How to Grow Wheat From a Seed


Wheat is a fundamental part of diets throughout many world cultures. From soy sauce to cinnamon rolls, wheat plays a central role on the dinner table. Growing wheat from seeds is an art that has been studied and adapted for many generations. Spelt, an ancient type of wheat, is believed to be the original grain cultivated by humans and is a popular health food for its high levels of nutrients. Plant scientists have identified over 30,000 species of wheat with primary classification based on soft or hard kernels.

Step 1

Find the best location to plant your wheat. Most wheat varieties require eight or more hours of sunlight a day and well-draining soil. Wheat must be planted one to two weeks before the first frost in fall and left in the ground over winter. The cold temperatures spark the germination process, which takes about six months, and ensure healthy growth in spring.
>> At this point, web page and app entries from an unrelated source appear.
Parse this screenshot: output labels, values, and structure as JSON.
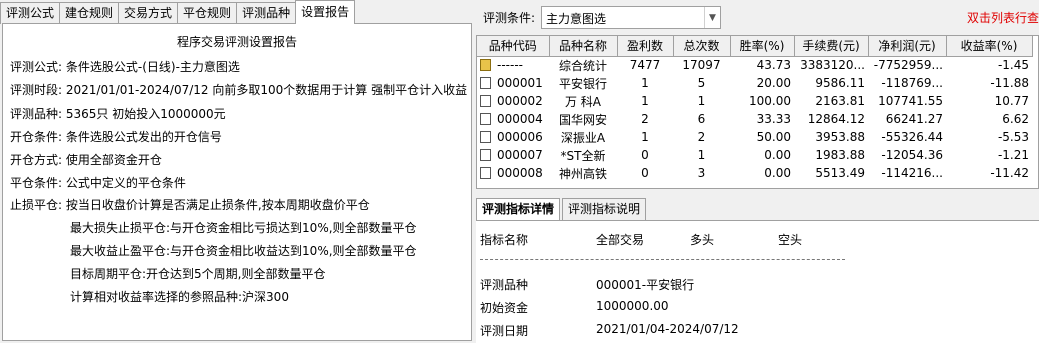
{
  "left_tabs": [
    "评测公式",
    "建仓规则",
    "交易方式",
    "平仓规则",
    "评测品种",
    "设置报告"
  ],
  "report": {
    "title": "程序交易评测设置报告",
    "formula_label": "评测公式:",
    "formula_value": "条件选股公式-(日线)-主力意图选",
    "period_label": "评测时段:",
    "period_value": "2021/01/01-2024/07/12 向前多取100个数据用于计算 强制平仓计入收益",
    "varieties_label": "评测品种:",
    "varieties_value": "5365只 初始投入1000000元",
    "open_cond_label": "开仓条件:",
    "open_cond_value": "条件选股公式发出的开仓信号",
    "open_method_label": "开仓方式:",
    "open_method_value": "使用全部资金开仓",
    "close_cond_label": "平仓条件:",
    "close_cond_value": "公式中定义的平仓条件",
    "stoploss_label": "止损平仓:",
    "stoploss_value": "按当日收盘价计算是否满足止损条件,按本周期收盘价平仓",
    "max_loss": "最大损失止损平仓:与开仓资金相比亏损达到10%,则全部数量平仓",
    "max_gain": "最大收益止盈平仓:与开仓资金相比收益达到10%,则全部数量平仓",
    "target_period": "目标周期平仓:开仓达到5个周期,则全部数量平仓",
    "benchmark": "计算相对收益率选择的参照品种:沪深300"
  },
  "condition": {
    "label": "评测条件:",
    "value": "主力意图选",
    "hint": "双击列表行查"
  },
  "table": {
    "headers": [
      "品种代码",
      "品种名称",
      "盈利数",
      "总次数",
      "胜率(%)",
      "手续费(元)",
      "净利润(元)",
      "收益率(%)"
    ],
    "rows": [
      {
        "code": "------",
        "name": "综合统计",
        "win": "7477",
        "total": "17097",
        "rate": "43.73",
        "fee": "3383120...",
        "profit": "-7752959...",
        "ret": "-1.45",
        "summary": true
      },
      {
        "code": "000001",
        "name": "平安银行",
        "win": "1",
        "total": "5",
        "rate": "20.00",
        "fee": "9586.11",
        "profit": "-118769...",
        "ret": "-11.88"
      },
      {
        "code": "000002",
        "name": "万 科A",
        "win": "1",
        "total": "1",
        "rate": "100.00",
        "fee": "2163.81",
        "profit": "107741.55",
        "ret": "10.77"
      },
      {
        "code": "000004",
        "name": "国华网安",
        "win": "2",
        "total": "6",
        "rate": "33.33",
        "fee": "12864.12",
        "profit": "66241.27",
        "ret": "6.62"
      },
      {
        "code": "000006",
        "name": "深振业A",
        "win": "1",
        "total": "2",
        "rate": "50.00",
        "fee": "3953.88",
        "profit": "-55326.44",
        "ret": "-5.53"
      },
      {
        "code": "000007",
        "name": "*ST全新",
        "win": "0",
        "total": "1",
        "rate": "0.00",
        "fee": "1983.88",
        "profit": "-12054.36",
        "ret": "-1.21"
      },
      {
        "code": "000008",
        "name": "神州高铁",
        "win": "0",
        "total": "3",
        "rate": "0.00",
        "fee": "5513.49",
        "profit": "-114216...",
        "ret": "-11.42"
      }
    ]
  },
  "bottom_tabs": [
    "评测指标详情",
    "评测指标说明"
  ],
  "detail": {
    "col_name": "指标名称",
    "col_all": "全部交易",
    "col_long": "多头",
    "col_short": "空头",
    "variety_label": "评测品种",
    "variety_value": "000001-平安银行",
    "capital_label": "初始资金",
    "capital_value": "1000000.00",
    "date_label": "评测日期",
    "date_value": "2021/01/04-2024/07/12"
  },
  "colors": {
    "hint": "#e00000",
    "summary_icon": "#e8c34a"
  }
}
Step 2

Add a 2- to 3-inch layer of manure or compost to dirt and thoroughly mix into topsoil.

Step 3

Broadcast seeds evenly across the planting area by moving your wrist in a semicircle when throwing. Your goal is to have about 25 seeds per square foot.

Step 4

Finely rake the seeds into the soil with long, controlled motions. Rake the top 1 to 2 inches of soil and take care not to bury the seeds too deep.

Step 5

Water seeds immediately after planting by soaking the ground with an open hose. Continue to water once a month during the growing season.

Step 6

Harvest when seeds are hard and stalks are golden yellow, usually in mid to late summer. Cut wheat plants with a sharp knife and leave a 2- to 3-inch stubble.

Things You'll Need

  • Seeds
  • Rake
  • Water
  • Manure or compost


  • North Carolina State University: Small Grains
  • Solar Navigator: Wheat Crops
  • Herbs: Wheat

Who Can Help

  • BBC: How to Grow Your Own Wheat
Keywords: grow wheat, wheat seeds, plant wheat

About this Author

Kelsey Erin Shipman has worked as a travel writer, poet, journalist and award-winning photographer since 2004. Her work has appeared in various newspapers, magazines and journals. Shipman has also authored three collections of poetry: "Cold Days," "Bastante" and "Short Poems." She earned a Bachelor of Arts in philosophy from Southwestern University.